[What you need to do]: Going through the material below, please gather all lines with the word "preview" in them.

[Available records]:
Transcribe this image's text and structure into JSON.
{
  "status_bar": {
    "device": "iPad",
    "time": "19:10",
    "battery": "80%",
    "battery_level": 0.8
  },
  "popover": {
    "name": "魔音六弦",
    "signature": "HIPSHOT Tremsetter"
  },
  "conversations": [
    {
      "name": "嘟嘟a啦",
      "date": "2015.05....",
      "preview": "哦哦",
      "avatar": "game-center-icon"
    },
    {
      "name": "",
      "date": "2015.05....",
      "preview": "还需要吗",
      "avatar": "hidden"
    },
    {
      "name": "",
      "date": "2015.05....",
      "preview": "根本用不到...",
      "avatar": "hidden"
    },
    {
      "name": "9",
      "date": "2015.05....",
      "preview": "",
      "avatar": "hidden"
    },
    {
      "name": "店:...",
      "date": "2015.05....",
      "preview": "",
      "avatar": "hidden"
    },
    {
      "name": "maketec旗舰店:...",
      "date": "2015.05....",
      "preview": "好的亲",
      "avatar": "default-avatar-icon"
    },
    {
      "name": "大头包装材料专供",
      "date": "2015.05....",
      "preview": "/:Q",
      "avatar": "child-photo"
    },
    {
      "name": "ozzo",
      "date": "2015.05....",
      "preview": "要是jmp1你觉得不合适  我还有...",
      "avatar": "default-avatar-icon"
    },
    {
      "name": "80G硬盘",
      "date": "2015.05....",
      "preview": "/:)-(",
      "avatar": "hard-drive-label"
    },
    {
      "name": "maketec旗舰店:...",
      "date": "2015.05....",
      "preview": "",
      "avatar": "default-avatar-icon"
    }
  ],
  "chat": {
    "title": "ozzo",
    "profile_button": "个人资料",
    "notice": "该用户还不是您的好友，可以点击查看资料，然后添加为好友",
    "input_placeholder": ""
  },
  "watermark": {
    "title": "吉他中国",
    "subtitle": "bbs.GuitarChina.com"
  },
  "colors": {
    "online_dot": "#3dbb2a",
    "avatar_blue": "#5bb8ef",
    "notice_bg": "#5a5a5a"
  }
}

[Exercise answer]:
      "preview": "哦哦",
      "preview": "还需要吗",
      "preview": "根本用不到...",
      "preview": "",
      "preview": "",
      "preview": "好的亲",
      "preview": "/:Q",
      "preview": "要是jmp1你觉得不合适  我还有...",
      "preview": "/:)-(",
      "preview": "",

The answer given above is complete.